» **PROBLEM STATEMENT**
Filter the entries beneath this task, copying only the lines that hold the word "sama".
___
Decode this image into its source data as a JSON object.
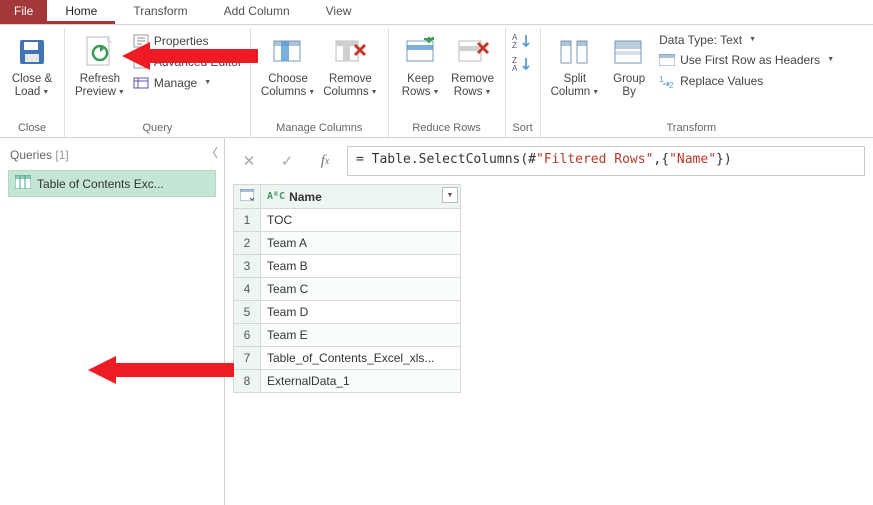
{
  "tabs": {
    "file": "File",
    "home": "Home",
    "transform": "Transform",
    "addcolumn": "Add Column",
    "view": "View"
  },
  "ribbon": {
    "close": {
      "btn1_l1": "Close &",
      "btn1_l2": "Load",
      "group": "Close"
    },
    "query": {
      "refresh_l1": "Refresh",
      "refresh_l2": "Preview",
      "properties": "Properties",
      "advanced": "Advanced Editor",
      "manage": "Manage",
      "group": "Query"
    },
    "manage_cols": {
      "choose_l1": "Choose",
      "choose_l2": "Columns",
      "remove_l1": "Remove",
      "remove_l2": "Columns",
      "group": "Manage Columns"
    },
    "reduce": {
      "keep_l1": "Keep",
      "keep_l2": "Rows",
      "remove_l1": "Remove",
      "remove_l2": "Rows",
      "group": "Reduce Rows"
    },
    "sort": {
      "group": "Sort"
    },
    "transform": {
      "split_l1": "Split",
      "split_l2": "Column",
      "group_l1": "Group",
      "group_l2": "By",
      "datatype": "Data Type: Text",
      "firstrow": "Use First Row as Headers",
      "replace": "Replace Values",
      "group": "Transform"
    }
  },
  "queries": {
    "title_a": "Queries",
    "title_b": "[1]",
    "item": "Table of Contents Exc..."
  },
  "formula": {
    "prefix": "= Table.SelectColumns(#",
    "arg1": "\"Filtered Rows\"",
    "mid": ",{",
    "arg2": "\"Name\"",
    "suffix": "})"
  },
  "grid": {
    "colname": "Name",
    "type_icon": "AᴮC",
    "rows": [
      "TOC",
      "Team A",
      "Team B",
      "Team C",
      "Team D",
      "Team E",
      "Table_of_Contents_Excel_xls...",
      "ExternalData_1"
    ]
  }
}
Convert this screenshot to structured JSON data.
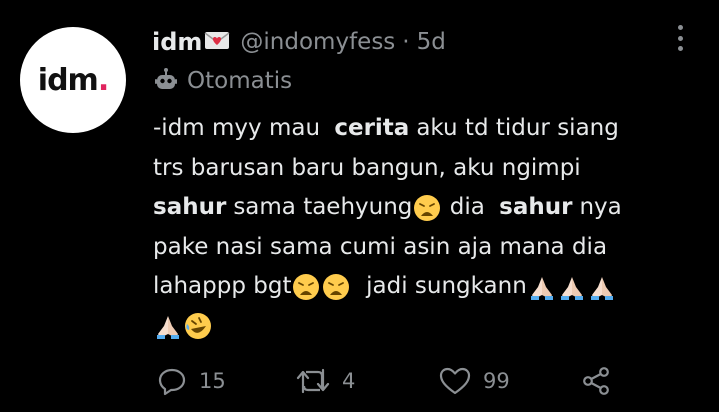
{
  "avatar": {
    "text": "idm",
    "dot": "."
  },
  "header": {
    "name": "idm",
    "handle": "@indomyfess",
    "separator": "·",
    "time": "5d"
  },
  "automated": {
    "label": "Otomatis"
  },
  "tweet_lines": [
    [
      "-idm myy mau ",
      "cerita",
      " aku td tidur siang"
    ],
    [
      "trs barusan baru bangun, aku ngimpi"
    ],
    [
      "sahur",
      " sama taehyung",
      "dia",
      "sahur",
      " nya"
    ],
    [
      "pake nasi sama cumi asin aja mana dia"
    ],
    [
      "lahappp bgt",
      "jadi sungkann"
    ]
  ],
  "text": {
    "l1a": "-idm myy mau",
    "l1b": "cerita",
    "l1c": "aku td tidur siang",
    "l2": "trs barusan baru bangun, aku ngimpi",
    "l3a": "sahur",
    "l3b": "sama taehyung",
    "l3c": "dia",
    "l3d": "sahur",
    "l3e": "nya",
    "l4": "pake nasi sama cumi asin aja mana dia",
    "l5a": "lahappp bgt",
    "l5b": "jadi sungkann"
  },
  "actions": {
    "replies": "15",
    "retweets": "4",
    "likes": "99"
  },
  "colors": {
    "background": "#000000",
    "text": "#e7e9ea",
    "secondary": "#8b8f93",
    "avatar_dot": "#e0245e"
  },
  "icons": [
    "envelope-heart-icon",
    "robot-icon",
    "weary-face-icon",
    "folded-hands-icon",
    "rolling-laughing-icon",
    "reply-icon",
    "retweet-icon",
    "like-icon",
    "share-icon",
    "more-icon"
  ]
}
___
» **RESPONSE TO THIS TASK**
      " sama taehyung",
      "pake nasi sama cumi asin aja mana dia"
    "l3b": "sama taehyung",
    "l4": "pake nasi sama cumi asin aja mana dia",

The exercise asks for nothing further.